What this task involves:
Copy all data exactly. Skip pictures.

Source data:
********

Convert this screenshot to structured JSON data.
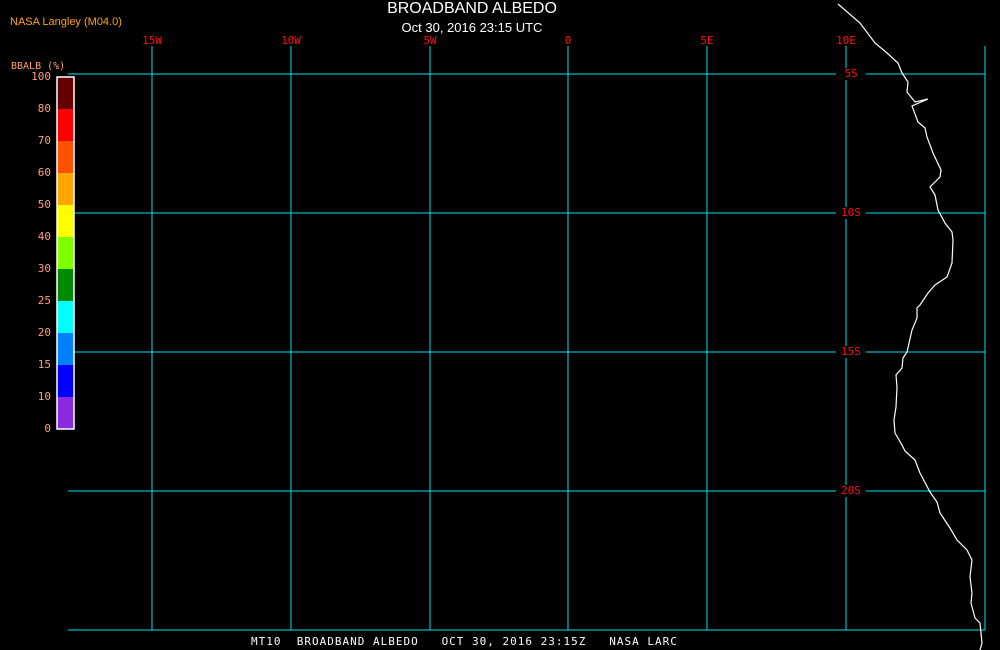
{
  "header": {
    "title": "BROADBAND ALBEDO",
    "subtitle": "Oct 30, 2016 23:15 UTC",
    "credit": "NASA Langley (M04.0)"
  },
  "legend": {
    "title": "BBALB (%)",
    "labels": [
      "100",
      "80",
      "70",
      "60",
      "50",
      "40",
      "30",
      "25",
      "20",
      "15",
      "10",
      "0"
    ],
    "colors": [
      "#660000",
      "#ff0000",
      "#ff5000",
      "#ffa500",
      "#ffff00",
      "#80ff00",
      "#008a00",
      "#00ffff",
      "#0080ff",
      "#0000ff",
      "#8a2be2"
    ]
  },
  "map": {
    "grid_color": "#00e5ee",
    "coastline_color": "#ffffff",
    "label_color": "#ff1010",
    "longitude_labels": [
      "15W",
      "10W",
      "5W",
      "0",
      "5E",
      "10E"
    ],
    "latitude_labels": [
      "5S",
      "10S",
      "15S",
      "20S"
    ]
  },
  "footer": {
    "text": "MT10  BROADBAND ALBEDO   OCT 30, 2016 23:15Z   NASA LARC"
  }
}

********

Exercise output:
Convert this screenshot to structured JSON data.
{
  "header": {
    "title": "BROADBAND ALBEDO",
    "subtitle": "Oct 30, 2016 23:15 UTC",
    "credit": "NASA Langley (M04.0)"
  },
  "legend": {
    "title": "BBALB (%)",
    "labels": [
      "100",
      "80",
      "70",
      "60",
      "50",
      "40",
      "30",
      "25",
      "20",
      "15",
      "10",
      "0"
    ],
    "colors": [
      "#660000",
      "#ff0000",
      "#ff5000",
      "#ffa500",
      "#ffff00",
      "#80ff00",
      "#008a00",
      "#00ffff",
      "#0080ff",
      "#0000ff",
      "#8a2be2"
    ]
  },
  "map": {
    "grid_color": "#00e5ee",
    "coastline_color": "#ffffff",
    "label_color": "#ff1010",
    "longitude_labels": [
      "15W",
      "10W",
      "5W",
      "0",
      "5E",
      "10E"
    ],
    "latitude_labels": [
      "5S",
      "10S",
      "15S",
      "20S"
    ]
  },
  "footer": {
    "text": "MT10  BROADBAND ALBEDO   OCT 30, 2016 23:15Z   NASA LARC"
  }
}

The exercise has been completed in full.